What was my experience? It did allow me to complete the book this week. Between my early morning eBook reading prior to coming to work and my audio “reading” during commutes between Preston and Decorah (about 35 minutes) I completed the book. My old Echo commuter car came with an aftermarket radio/CD player that also has a cord to plug into my iPhone’s headphone jack so I can “play” the audio book through the car sound system.  Apple also impressed me. When other sounds needed to come through such as the ring for an incoming call or the sound associated with an incoming text or upcoming calendar entry it quieted the audio book track, lowered the overall sound, produced the event related sounds and then returned the volume on the audio track.

The synchronization technology was fair. I tend to jump around when reading checking out references, reading the on-line articles references, using the imbedded dictionary, moving through the index to various sections of the book that deal with a topic of interest and, of course, making notes as I read on ideas, alternative points of view, reactions, etc. I think it was difficult for the Wispersynch function to tell to where I wanted to synch as I moved from the eBook on my Kindle to the audio book on my iPhone. It tried each time I moved between reading and listening but occasionally I needed to navigate to where I recalled I had last been.

Experimenting will continue and Amazon will extract a few more dollars from me in trade for the value the “bundle” of eBook and audiobook that allows me to leverage my commute for “reading.”  Of course there is a tradeoff. I thoroughly enjoy and leverage the commutes for thinking and reflecting.  I am not able to do both and when my mind goes to thinking and reflecting I find myself reaching for the iPhone to hit the “go back 30 seconds” to resynchronize my brain to the book. There is nothing Whispersynch for Voice can do about that!

Suggested Reading/Viewing/Listening:

Out of our Minds – Learning to be Creative by Sir Ken Robinson

Coconut by Kopano Matlwa


[email protected]

LIS Blog Highlights from the Week

The following articles are sampled from those available on the LIS Blog:

Notes from LIS Council

LIS Council is the leadership team within LIS.

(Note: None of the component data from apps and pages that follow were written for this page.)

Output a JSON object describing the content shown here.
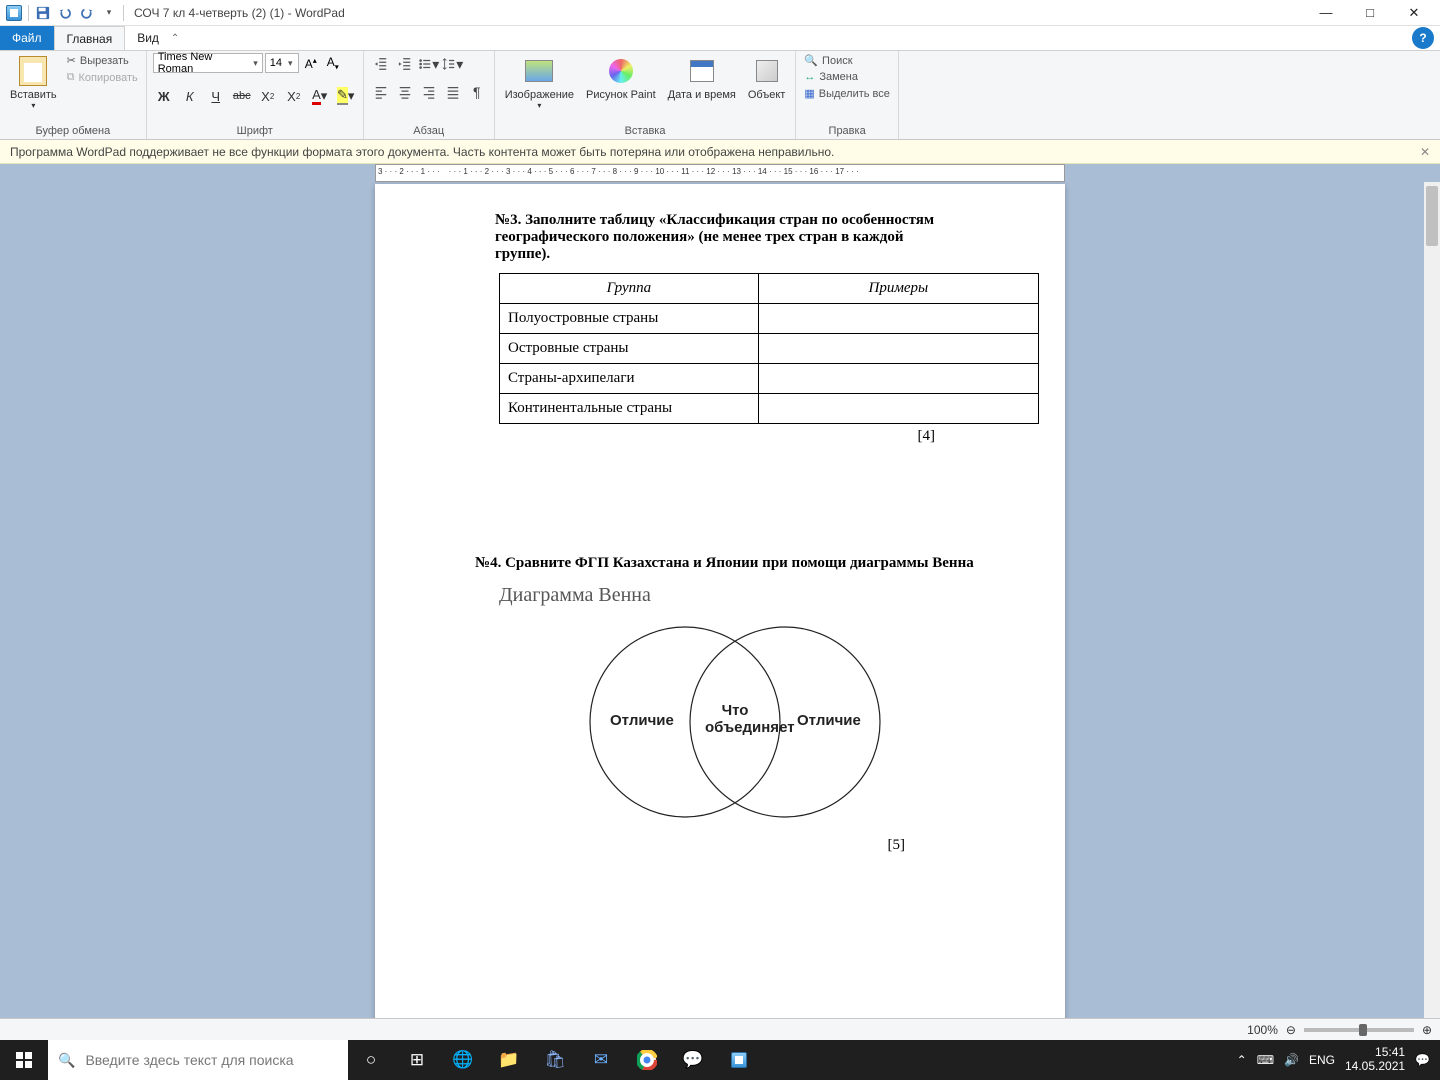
{
  "title": "СОЧ 7 кл 4-четверть (2) (1) - WordPad",
  "tabs": {
    "file": "Файл",
    "home": "Главная",
    "view": "Вид"
  },
  "clipboard": {
    "paste": "Вставить",
    "cut": "Вырезать",
    "copy": "Копировать",
    "group": "Буфер обмена"
  },
  "font": {
    "family": "Times New Roman",
    "size": "14",
    "group": "Шрифт"
  },
  "paragraph": {
    "group": "Абзац"
  },
  "insert": {
    "image": "Изображение",
    "paint": "Рисунок Paint",
    "datetime": "Дата и время",
    "object": "Объект",
    "group": "Вставка"
  },
  "editing": {
    "find": "Поиск",
    "replace": "Замена",
    "selectall": "Выделить все",
    "group": "Правка"
  },
  "warning": "Программа WordPad поддерживает не все функции формата этого документа. Часть контента может быть потеряна или отображена неправильно.",
  "doc": {
    "q3_title": "№3. Заполните таблицу «Классификация стран по особенностям географического положения» (не менее трех стран в каждой группе).",
    "table_h1": "Группа",
    "table_h2": "Примеры",
    "row1": "Полуостровные страны",
    "row2": "Островные страны",
    "row3": "Страны-архипелаги",
    "row4": "Континентальные страны",
    "score3": "[4]",
    "q4_title": "№4. Сравните ФГП Казахстана и Японии при помощи диаграммы Венна",
    "venn_heading": "Диаграмма Венна",
    "venn_left": "Отличие",
    "venn_mid1": "Что",
    "venn_mid2": "объединяет",
    "venn_right": "Отличие",
    "score4": "[5]"
  },
  "status": {
    "zoom": "100%"
  },
  "taskbar": {
    "search_placeholder": "Введите здесь текст для поиска",
    "lang": "ENG",
    "time": "15:41",
    "date": "14.05.2021"
  }
}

Upcoming LIS Events   

Click on the event below for specific information and for a link to register. More information on training and development events is available.

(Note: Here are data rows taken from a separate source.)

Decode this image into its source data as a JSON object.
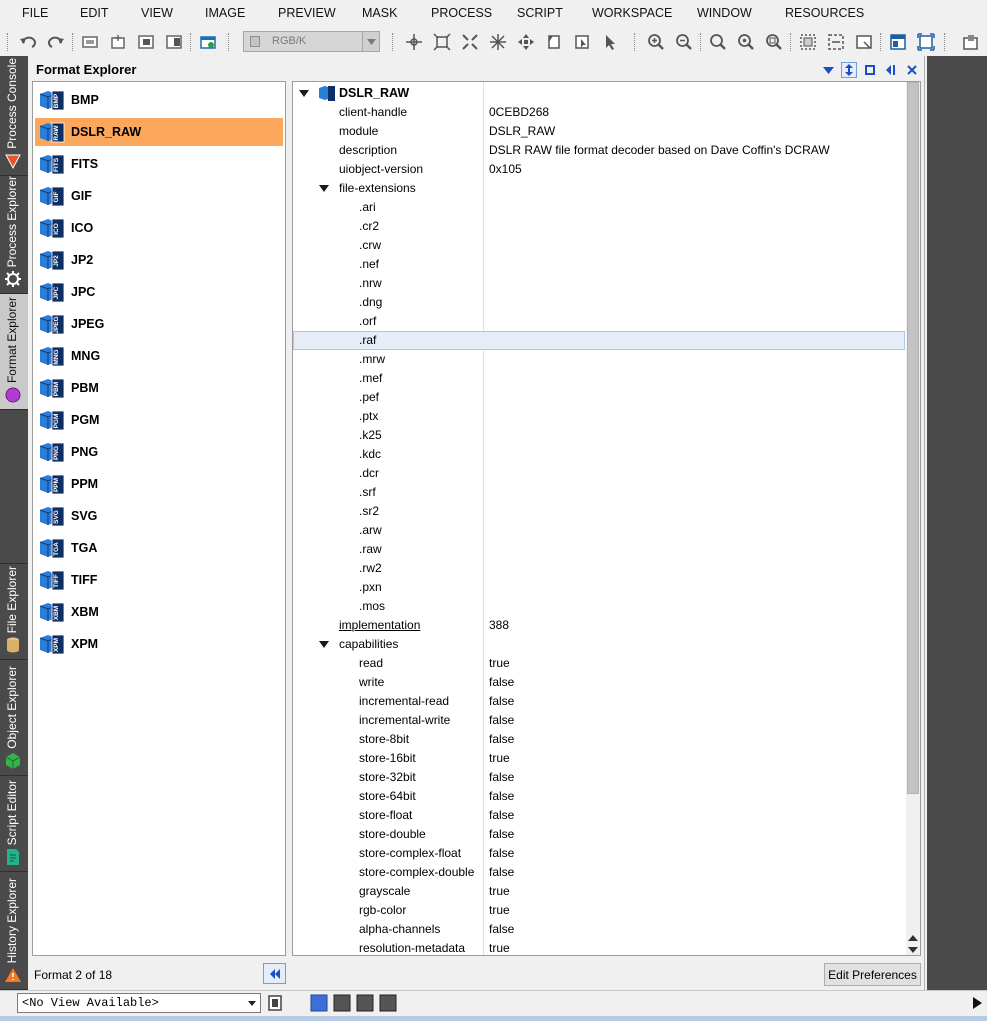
{
  "menu": [
    "FILE",
    "EDIT",
    "VIEW",
    "IMAGE",
    "PREVIEW",
    "MASK",
    "PROCESS",
    "SCRIPT",
    "WORKSPACE",
    "WINDOW",
    "RESOURCES"
  ],
  "toolbar": {
    "color_space_value": "RGB/K"
  },
  "side_tabs": [
    {
      "label": "Process Console",
      "icon": "process-console-icon"
    },
    {
      "label": "Process Explorer",
      "icon": "gear-icon"
    },
    {
      "label": "Format Explorer",
      "icon": "circle-icon"
    },
    {
      "label": "File Explorer",
      "icon": "cylinder-icon"
    },
    {
      "label": "Object Explorer",
      "icon": "cube-icon"
    },
    {
      "label": "Script Editor",
      "icon": "script-page-icon"
    },
    {
      "label": "History Explorer",
      "icon": "warning-triangle-icon"
    }
  ],
  "panel": {
    "title": "Format Explorer",
    "formats": [
      "BMP",
      "DSLR_RAW",
      "FITS",
      "GIF",
      "ICO",
      "JP2",
      "JPC",
      "JPEG",
      "MNG",
      "PBM",
      "PGM",
      "PNG",
      "PPM",
      "SVG",
      "TGA",
      "TIFF",
      "XBM",
      "XPM"
    ],
    "selected_format": "DSLR_RAW",
    "status": "Format 2 of 18",
    "edit_preferences_label": "Edit Preferences"
  },
  "tree": {
    "root": "DSLR_RAW",
    "properties": [
      {
        "name": "client-handle",
        "value": "0CEBD268"
      },
      {
        "name": "module",
        "value": "DSLR_RAW"
      },
      {
        "name": "description",
        "value": "DSLR RAW file format decoder based on Dave Coffin's DCRAW"
      },
      {
        "name": "uiobject-version",
        "value": "0x105"
      }
    ],
    "file_extensions_label": "file-extensions",
    "file_extensions": [
      ".ari",
      ".cr2",
      ".crw",
      ".nef",
      ".nrw",
      ".dng",
      ".orf",
      ".raf",
      ".mrw",
      ".mef",
      ".pef",
      ".ptx",
      ".k25",
      ".kdc",
      ".dcr",
      ".srf",
      ".sr2",
      ".arw",
      ".raw",
      ".rw2",
      ".pxn",
      ".mos"
    ],
    "implementation": {
      "name": "implementation",
      "value": "388"
    },
    "capabilities_label": "capabilities",
    "capabilities": [
      {
        "name": "read",
        "value": "true"
      },
      {
        "name": "write",
        "value": "false"
      },
      {
        "name": "incremental-read",
        "value": "false"
      },
      {
        "name": "incremental-write",
        "value": "false"
      },
      {
        "name": "store-8bit",
        "value": "false"
      },
      {
        "name": "store-16bit",
        "value": "true"
      },
      {
        "name": "store-32bit",
        "value": "false"
      },
      {
        "name": "store-64bit",
        "value": "false"
      },
      {
        "name": "store-float",
        "value": "false"
      },
      {
        "name": "store-double",
        "value": "false"
      },
      {
        "name": "store-complex-float",
        "value": "false"
      },
      {
        "name": "store-complex-double",
        "value": "false"
      },
      {
        "name": "grayscale",
        "value": "true"
      },
      {
        "name": "rgb-color",
        "value": "true"
      },
      {
        "name": "alpha-channels",
        "value": "false"
      },
      {
        "name": "resolution-metadata",
        "value": "true"
      }
    ]
  },
  "bottom_bar": {
    "view_select_value": "<No View Available>"
  }
}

October 2013

November 2013

December 2013

Training and instruction is provided to the Luther Community through Faculty Development Sessions, Library Instruction Sessions, Product Demonstrations, Skills Training, Workshops, 1-on-1 Sessions, and Online Materials. To schedule a session, contact the LIS Technology Help Desk at x1000 or enter your request online at

This Week in LIS is published most Fridays by Paul Mattson, Executive Director of LIS at Luther College in Decorah, Iowa.

Content is made available under Creative Commons license.